  2. 2.0 2.1 2.2 2.3 2.4 NSF (August 17, 2011). "Chapter III - NSF Proposal Processing and Review". Arlington, Virginia, USA: The National Science Foundation. Retrieved 2012-01-27.
  3. 3.0 3.1 3.2 3.3 3.4 3.5 3.6 3.7 3.8 William Doelle (August 2011). Proposal Submitted to NSF Archaeology Program by: Center for Desert Archaeology. archaeologysouthwest.org. http://www.archaeologysouthwest.org/pdf/research_priority_supporting_edge_of_salado_cover.pdf. Retrieved 2012-01-29. 
  4. Principles for the Oversight of Nanotechnologies and Nanomaterials. International Center for Technology Assessment. 2008. http://www.icta.org/global/actions.cfm?page=15&type=366&topic=8. 
  5. 5.0 5.1 5.2 "Regulation of nanotechnology". San Francisco, California: Wikimedia Foundation, Inc. May 9, 2010. Retrieved 2012-08-27.
  6. Vines T and Faunce TA Assessing the safety and cost-effectiveness of early nanodrugs Journal of Law and Medicine 2007; 16: 822-845
  7. Thomas N. Headland (2003). Thirty Endangered Languages in the Philippines, In: Work Papers of the Summer Institute of Linguistics, University of North Dakota Session (PDF). 47. Toledo-Cebu: Philippine Tourism. p. 12. Retrieved 2012-08-08.
  8. 8.0 8.1 8.2 Gary Rosenberg (September-October 2012). "Infrared Dating, In: Letters to the Editor". American Scientist 100 (5): 355. http://online.qmags.com/AMS17717438?sessionID=46B02956BEE440ED324FF282F&cid=1902739&eid=17438#pg5&mode2. Retrieved 2012-08-16. 
  9. Jack White (September-October 2012). "Mr. White responds, In: Letters to the Editor". American Scientist 100 (5): 355. http://online.qmags.com/AMS17717438?sessionID=46B02956BEE440ED324FF282F&cid=1902739&eid=17438#pg5&mode2. Retrieved 2012-08-16. 
  10. "Wikiversity:Main Page, In: Wikiversity". San Francisco, California: Wikimedia Foundation, Inc. April 28, 2012. Retrieved 2012-06-22.
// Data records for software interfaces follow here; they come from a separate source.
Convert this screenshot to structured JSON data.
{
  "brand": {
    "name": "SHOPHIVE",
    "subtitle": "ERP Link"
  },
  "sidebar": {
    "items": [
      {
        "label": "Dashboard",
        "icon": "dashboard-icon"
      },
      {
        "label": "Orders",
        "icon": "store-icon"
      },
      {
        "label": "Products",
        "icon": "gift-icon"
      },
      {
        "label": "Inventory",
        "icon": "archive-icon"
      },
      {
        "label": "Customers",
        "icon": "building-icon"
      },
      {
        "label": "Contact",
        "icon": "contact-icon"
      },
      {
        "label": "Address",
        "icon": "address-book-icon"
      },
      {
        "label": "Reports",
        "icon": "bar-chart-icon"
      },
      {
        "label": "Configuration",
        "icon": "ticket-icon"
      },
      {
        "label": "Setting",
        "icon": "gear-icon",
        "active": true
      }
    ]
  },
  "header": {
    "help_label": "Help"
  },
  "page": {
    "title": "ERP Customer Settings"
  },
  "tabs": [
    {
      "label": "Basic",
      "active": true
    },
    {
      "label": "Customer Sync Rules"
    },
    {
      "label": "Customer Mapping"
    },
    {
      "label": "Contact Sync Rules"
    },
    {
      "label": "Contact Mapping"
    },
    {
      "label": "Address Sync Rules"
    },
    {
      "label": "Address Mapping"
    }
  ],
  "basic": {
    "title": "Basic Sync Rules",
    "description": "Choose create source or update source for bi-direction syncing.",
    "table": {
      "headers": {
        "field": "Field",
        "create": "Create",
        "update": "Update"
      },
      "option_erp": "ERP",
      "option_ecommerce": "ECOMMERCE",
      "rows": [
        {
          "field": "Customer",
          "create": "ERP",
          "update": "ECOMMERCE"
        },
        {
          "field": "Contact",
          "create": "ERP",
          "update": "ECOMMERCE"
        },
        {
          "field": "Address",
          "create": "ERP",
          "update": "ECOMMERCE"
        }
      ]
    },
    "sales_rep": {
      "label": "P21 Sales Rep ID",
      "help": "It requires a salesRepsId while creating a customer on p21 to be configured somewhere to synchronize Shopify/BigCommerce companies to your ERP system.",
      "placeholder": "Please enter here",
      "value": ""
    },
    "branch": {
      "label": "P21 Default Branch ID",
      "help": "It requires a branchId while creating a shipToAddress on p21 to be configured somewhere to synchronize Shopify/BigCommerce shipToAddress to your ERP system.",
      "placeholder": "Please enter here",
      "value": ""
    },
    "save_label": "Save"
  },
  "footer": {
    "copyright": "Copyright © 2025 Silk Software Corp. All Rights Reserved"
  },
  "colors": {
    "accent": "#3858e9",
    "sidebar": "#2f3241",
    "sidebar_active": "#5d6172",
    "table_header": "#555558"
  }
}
Further reading[edit]

External links[edit]

{{Anthropology resources}}{{Radiation astronomy resources}}{{Chemistry resources}}

{{Economics resources}}{{Gene project}}{{Geology resources}}{{History of science resources}}{{Humanities resources}}{{Linguistics resources}}{{Reasoning resources}}{{Semantics resources}}{{Terminology resources}}{{Universal translator}}